“It is this program that gives credit unions like JetStream an important resource to help create programs to serve their communities,” Kucey, who was representing the National Association of Federally-Insured Credit Unions, told the Senate Financial Services and Consumer Protection Subcommittee. Kucey’s credit union is headquartered in Miami Lakes, Fl. and has more than $250 million in assets.
Kucey added, “In addition to helping credit unions in low-income areas serve members in need, the CDFI program gives credit unions access to funds that they are not able to raise from the capital markets.”
She asked senators to ensure that the CDFI program receives additional funding in the FY22 appropriations bills, which are now being negotiated.
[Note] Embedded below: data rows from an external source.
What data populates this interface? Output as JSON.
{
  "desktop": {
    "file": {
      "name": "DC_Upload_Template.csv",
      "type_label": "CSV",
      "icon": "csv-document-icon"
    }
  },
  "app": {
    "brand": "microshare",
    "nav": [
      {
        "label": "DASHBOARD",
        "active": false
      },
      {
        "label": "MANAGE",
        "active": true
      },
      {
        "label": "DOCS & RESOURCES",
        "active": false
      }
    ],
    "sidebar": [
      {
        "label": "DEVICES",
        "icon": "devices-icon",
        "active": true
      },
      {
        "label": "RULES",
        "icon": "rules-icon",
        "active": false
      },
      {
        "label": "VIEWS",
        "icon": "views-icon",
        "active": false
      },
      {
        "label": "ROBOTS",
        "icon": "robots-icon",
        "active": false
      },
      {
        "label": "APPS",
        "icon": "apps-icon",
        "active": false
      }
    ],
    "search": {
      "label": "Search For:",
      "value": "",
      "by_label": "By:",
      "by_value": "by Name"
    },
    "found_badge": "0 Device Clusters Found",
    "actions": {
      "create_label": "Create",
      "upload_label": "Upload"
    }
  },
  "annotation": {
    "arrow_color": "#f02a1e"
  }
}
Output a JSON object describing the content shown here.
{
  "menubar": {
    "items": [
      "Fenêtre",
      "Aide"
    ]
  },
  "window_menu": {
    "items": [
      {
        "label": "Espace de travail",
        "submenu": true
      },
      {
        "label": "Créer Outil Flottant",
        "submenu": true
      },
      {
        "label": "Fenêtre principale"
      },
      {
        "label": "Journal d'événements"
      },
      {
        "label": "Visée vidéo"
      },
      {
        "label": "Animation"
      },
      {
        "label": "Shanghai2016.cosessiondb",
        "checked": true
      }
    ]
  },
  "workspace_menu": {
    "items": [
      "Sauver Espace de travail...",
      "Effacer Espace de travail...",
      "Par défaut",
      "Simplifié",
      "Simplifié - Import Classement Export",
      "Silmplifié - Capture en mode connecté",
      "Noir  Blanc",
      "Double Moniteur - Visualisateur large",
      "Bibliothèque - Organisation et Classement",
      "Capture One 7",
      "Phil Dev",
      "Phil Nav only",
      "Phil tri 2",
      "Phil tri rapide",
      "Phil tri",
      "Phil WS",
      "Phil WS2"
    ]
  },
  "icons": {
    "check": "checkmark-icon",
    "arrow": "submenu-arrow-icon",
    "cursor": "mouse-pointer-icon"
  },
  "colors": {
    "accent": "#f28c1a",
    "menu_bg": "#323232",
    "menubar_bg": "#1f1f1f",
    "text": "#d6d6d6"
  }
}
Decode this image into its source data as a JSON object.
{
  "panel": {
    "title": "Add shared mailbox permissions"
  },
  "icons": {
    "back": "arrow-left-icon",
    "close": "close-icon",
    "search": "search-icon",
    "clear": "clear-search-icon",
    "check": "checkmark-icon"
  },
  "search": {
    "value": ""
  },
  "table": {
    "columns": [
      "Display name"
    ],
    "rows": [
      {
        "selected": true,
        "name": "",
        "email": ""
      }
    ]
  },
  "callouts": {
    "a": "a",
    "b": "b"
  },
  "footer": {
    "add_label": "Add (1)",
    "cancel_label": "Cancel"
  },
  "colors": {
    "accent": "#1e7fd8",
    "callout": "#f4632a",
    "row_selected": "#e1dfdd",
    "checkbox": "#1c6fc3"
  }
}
The Biden Administration has proposed increasing CDFI funding to $330 million, the same amount that was included in the House-passed version of the Financial Services funding measure. Senate Democrats proposed providing the program with $360 million. Congress has not yet completed its FY22 appropriations measures.
Kucey also asked members of Congress to ensure that the Treasury Department is given necessary resources to clear the current CDFI application backlog.
“As the number of credit unions applying to become CDFI designated institutions continues to grow, many applicants have seen the application process drag on as they await approval,” Kucey said. She added that NAFCU supports legislative measures to streamline and modernize the CDFI application process.
However, Joe Griffith, a research fellow in financial regulations at the conservative Heritage Foundation, said the CDFI program is a failure. “More government investment in CDFIs will fail to yield consistent increases in employment,
wages, or advances to general economic opportunity for those who have been left behind,” Griffith told the subcommittee. He added that CDFI funding often amounts to corporate welfare, adding that there is a lack of transparency in the program.
Subcommittee Chairman Sen. Raphael Warnock, D-Ga., said CDFI institutions “provide economic stability and certainty to millions of Americans.”
The panel’s ranking Republican, Sen. Thom Tillis of North Carolina, complained that the Treasury Department does not provide enough data to judge the success or failure of the program. “It is crucial that policymakers are equipped with concrete data,” he said.
Along those lines, Senate Banking Committee ranking Republican Sen. Pat Toomey of Pennsylvania sent a letter to the Government Accountability Office asking the GAO to evaluate the CDFI program. “Given the unprecedented amounts of taxpayer resources Congress directed to Treasury, CFDIs, and MDIs for pandemic response, it is vital policymakers know how effective these programs have been in helping to revitalize distressed areas and fill any gaps in access to credit for small businesses, as the program was originally intended to do,” he wrote in his letter.